Sir Margai was born in December 1895. He came from a relative affluent family and he was educated at Fouray Bay College. He proceeded to the United Kingdom and read medicine at the prestigious Kings' College. He qualified as a general practice physician in 1926 and undertook specialist training at the famous Liverpool school of Tropical Medicine. Most significantly, young Milton Margai returned to Sierra Leone, then still under colonial rule to practice medicine in what could only be imagined as the most difficult and impossible circumstances. As the archives of the New York Times report "in 1927 he opened a village dispensary in Sierra Leone. In those days, hospitals in the British colonial territory were few and far between, and the roads were poor."
Dr Milton Margai practiced medicine in 11 out of the then 12 districts of the country, rising to the level of senior medical officer. Dr. Margai turned his attention towards the political liberation of his country and along with others, founded the Sierra Leone People's Party (SLPP). He was knighted by the Queen of England in 1950. Sir Milton Margai led Sierra Leone to independence from British rule in 1961 and was Prime Minister from 1961 to 1964.
The footprints of Sir Milton Margai's life provides very useful lessons regarding the value of education in nation-building. Sir Margai lived through a time when attaining tertiary education was perhaps akin to pushing a camel through the eye of a needle (motivation-wise). Even more profound is the fact that he returned to his "village" country to apply his knowledge in medicine, to the benefit of his countrymen and women.

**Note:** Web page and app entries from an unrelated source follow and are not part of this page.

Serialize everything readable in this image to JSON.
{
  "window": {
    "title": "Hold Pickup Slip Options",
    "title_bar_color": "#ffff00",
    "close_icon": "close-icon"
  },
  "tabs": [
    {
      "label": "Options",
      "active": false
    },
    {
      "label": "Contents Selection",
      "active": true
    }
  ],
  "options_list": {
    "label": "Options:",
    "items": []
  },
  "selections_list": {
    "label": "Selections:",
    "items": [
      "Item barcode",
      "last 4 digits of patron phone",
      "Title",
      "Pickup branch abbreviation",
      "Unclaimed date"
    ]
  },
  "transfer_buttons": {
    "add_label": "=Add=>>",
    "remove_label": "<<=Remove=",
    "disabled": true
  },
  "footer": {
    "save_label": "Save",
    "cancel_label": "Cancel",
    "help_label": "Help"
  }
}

How many of our nationals, having been educated free in Sierra Leone (at taxpayers' expense) and having been sent abroad on scholarship, (still at taxpayers' expense) haven't found all the excuses fathomable to continue to stay abroad and deny the country of the benefit of their training? Can we imagine the colossal loss in human capital that this country has suffered as a result of this since independence? One cannot help but also mention the seemingly intractable challenge of getting our health and other skilled workers to take up postings in deprived communities where their services are most needed. I will return to these issues in future editorials. Suffice to say now, that it is within these contexts that we appreciate the uniqueness of the footprints of Sir Milton Margai. It is said that a nation that does not honour its heroes is not worth dying for. So when our leaders of old decided to name a teacher training college after Sir Milton Margai, they did right, and desired that his life and works be example to us.
Quality education is our most powerful tool for accelerated national development. The soon to be Sir Milton Margai University of Education and Technology (MMUET) could not have come at a better time. There is enormous desire amongst our youth to pursue higher education and we have a duty to continue expanding access to fulfil this aspiration. The Sir Milton Margai University of Education and Technology should live up to the high expectations of the Sierra Leonean people. The University should rapidly expand its portfolio of programs and strive to be a centre of excellence. As a University, it is no longer an institution primarily for teaching. It is now more an institution for research and service. The Sir Milton Margai University of Education and Technology provides an opportunity for Sierra Leonian academics in the diaspora to explore opportunities for giving back to the motherland. The authorities of the new university should tap into this vast resource.
The attainment of University status by MMCET should inspire other institutions that are working towards higher accreditation. The veritable Honourable Minister for Technical and Higher Education, his Ministry and the Tertiary Education Commission deserve commendation for successfully guiding MMCET to attain university status and in the process expanding access to higher tertiary education in the country. Like Oliver Twist, we ask for more!
Lonta ka da Bai! For love of Sierra Leone.
Yeama Sarah Thompson